## Activity
From the entries that follow, pick out all lines holding "email".

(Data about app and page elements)
++++++++++

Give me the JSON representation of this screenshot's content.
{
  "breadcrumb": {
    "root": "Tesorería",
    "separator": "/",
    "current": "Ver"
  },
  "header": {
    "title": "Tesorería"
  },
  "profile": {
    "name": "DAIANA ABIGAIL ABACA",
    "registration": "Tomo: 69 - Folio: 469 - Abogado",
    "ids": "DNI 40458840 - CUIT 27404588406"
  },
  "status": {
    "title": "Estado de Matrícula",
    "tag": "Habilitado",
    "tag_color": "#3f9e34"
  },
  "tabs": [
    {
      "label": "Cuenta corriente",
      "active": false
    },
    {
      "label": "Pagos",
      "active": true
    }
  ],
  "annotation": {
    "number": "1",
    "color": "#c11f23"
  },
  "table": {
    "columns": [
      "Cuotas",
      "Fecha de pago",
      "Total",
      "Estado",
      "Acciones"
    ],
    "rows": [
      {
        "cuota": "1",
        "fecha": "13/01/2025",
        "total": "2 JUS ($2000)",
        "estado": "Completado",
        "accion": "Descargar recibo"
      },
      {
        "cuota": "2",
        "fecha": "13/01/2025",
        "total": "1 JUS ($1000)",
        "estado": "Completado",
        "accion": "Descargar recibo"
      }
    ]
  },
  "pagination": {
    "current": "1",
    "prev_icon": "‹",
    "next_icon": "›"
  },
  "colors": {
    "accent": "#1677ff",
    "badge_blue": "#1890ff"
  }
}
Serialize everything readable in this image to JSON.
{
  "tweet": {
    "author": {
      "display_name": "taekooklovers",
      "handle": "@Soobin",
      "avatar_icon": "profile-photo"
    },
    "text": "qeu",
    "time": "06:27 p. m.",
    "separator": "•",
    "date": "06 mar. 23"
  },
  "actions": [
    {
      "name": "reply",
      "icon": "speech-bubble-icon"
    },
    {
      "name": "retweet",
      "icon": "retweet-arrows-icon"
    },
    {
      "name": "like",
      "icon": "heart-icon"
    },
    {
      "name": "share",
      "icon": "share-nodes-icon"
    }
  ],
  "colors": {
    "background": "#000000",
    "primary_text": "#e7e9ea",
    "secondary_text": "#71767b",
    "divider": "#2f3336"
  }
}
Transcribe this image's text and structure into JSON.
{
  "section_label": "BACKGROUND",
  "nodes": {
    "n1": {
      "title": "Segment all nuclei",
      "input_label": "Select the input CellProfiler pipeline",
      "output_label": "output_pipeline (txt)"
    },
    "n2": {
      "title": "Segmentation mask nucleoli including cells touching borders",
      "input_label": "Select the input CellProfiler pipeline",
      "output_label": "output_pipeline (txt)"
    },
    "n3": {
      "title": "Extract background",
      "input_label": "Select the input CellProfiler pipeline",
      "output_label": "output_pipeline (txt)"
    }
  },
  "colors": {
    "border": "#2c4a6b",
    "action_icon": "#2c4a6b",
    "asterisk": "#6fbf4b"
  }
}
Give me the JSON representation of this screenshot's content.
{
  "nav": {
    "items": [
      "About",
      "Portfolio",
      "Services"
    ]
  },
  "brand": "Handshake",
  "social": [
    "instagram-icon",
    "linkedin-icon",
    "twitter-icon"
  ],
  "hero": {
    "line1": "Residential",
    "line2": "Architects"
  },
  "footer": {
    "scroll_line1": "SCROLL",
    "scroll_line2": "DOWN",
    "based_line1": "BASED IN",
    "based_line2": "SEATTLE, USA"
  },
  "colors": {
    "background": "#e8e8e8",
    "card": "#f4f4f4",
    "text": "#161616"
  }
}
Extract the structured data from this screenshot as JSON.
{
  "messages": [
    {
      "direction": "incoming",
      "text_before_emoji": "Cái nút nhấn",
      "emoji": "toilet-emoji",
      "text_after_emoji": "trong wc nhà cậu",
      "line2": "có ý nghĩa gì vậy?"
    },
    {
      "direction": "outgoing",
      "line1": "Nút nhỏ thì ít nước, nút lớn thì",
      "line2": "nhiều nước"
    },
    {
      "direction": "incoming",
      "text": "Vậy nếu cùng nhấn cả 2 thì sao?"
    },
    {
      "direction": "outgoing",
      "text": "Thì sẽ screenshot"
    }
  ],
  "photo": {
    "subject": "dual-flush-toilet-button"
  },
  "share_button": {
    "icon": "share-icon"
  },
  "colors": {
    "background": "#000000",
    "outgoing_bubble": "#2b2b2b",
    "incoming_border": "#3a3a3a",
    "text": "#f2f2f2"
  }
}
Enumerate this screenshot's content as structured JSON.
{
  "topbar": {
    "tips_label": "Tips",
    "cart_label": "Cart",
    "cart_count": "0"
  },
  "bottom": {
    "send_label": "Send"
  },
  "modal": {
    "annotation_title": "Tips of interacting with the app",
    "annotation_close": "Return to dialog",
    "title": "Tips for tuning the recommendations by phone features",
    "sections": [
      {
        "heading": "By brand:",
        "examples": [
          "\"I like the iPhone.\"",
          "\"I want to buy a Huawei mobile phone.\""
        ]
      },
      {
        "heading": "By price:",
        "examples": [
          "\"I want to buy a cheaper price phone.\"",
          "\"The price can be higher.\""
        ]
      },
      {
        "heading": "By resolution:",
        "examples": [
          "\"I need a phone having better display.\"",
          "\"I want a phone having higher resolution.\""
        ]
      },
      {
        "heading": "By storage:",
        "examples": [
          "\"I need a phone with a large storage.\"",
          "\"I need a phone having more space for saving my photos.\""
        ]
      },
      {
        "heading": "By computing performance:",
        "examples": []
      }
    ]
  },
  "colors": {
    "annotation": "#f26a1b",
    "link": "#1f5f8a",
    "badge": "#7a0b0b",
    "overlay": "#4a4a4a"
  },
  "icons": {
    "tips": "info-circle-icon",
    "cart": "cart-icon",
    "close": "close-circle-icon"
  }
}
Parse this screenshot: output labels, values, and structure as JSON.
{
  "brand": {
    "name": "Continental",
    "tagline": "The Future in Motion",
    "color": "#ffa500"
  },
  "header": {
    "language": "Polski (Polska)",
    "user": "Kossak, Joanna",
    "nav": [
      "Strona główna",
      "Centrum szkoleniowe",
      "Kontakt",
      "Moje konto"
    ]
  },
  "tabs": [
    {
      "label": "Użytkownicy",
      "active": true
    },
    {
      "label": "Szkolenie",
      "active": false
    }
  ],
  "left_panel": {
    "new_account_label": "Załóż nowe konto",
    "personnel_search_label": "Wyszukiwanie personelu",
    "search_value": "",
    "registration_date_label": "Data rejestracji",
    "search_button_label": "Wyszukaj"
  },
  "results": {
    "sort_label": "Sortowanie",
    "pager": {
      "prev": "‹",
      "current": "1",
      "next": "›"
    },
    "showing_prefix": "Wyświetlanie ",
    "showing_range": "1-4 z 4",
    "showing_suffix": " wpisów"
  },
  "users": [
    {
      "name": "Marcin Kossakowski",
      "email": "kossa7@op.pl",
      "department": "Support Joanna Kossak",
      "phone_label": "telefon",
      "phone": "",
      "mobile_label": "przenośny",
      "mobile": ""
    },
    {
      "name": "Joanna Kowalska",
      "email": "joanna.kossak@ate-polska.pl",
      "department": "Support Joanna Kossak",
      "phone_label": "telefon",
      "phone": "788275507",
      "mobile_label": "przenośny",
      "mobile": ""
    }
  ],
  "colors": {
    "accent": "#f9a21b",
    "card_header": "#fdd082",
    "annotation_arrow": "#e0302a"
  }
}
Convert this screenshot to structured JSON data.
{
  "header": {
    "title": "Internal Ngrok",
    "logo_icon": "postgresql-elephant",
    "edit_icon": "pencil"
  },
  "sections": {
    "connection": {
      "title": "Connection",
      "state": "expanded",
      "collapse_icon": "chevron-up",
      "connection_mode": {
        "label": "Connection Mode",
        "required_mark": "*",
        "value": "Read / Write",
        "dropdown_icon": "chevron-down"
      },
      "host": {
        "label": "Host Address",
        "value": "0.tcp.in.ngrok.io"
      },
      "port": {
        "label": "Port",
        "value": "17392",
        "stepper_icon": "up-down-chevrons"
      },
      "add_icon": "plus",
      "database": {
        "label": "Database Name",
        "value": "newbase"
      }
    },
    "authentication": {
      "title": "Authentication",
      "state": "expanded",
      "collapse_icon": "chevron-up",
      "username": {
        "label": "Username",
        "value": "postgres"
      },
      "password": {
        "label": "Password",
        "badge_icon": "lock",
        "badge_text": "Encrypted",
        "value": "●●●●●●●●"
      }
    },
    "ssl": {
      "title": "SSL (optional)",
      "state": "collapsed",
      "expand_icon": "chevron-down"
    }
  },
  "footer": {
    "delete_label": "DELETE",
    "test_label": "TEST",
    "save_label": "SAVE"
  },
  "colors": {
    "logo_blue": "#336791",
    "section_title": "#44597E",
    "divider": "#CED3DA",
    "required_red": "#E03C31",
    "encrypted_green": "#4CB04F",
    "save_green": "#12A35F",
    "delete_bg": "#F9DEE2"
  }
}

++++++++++

## Answer for the task
      "email": "kossa7@op.pl",
      "email": "joanna.kossak@ate-polska.pl",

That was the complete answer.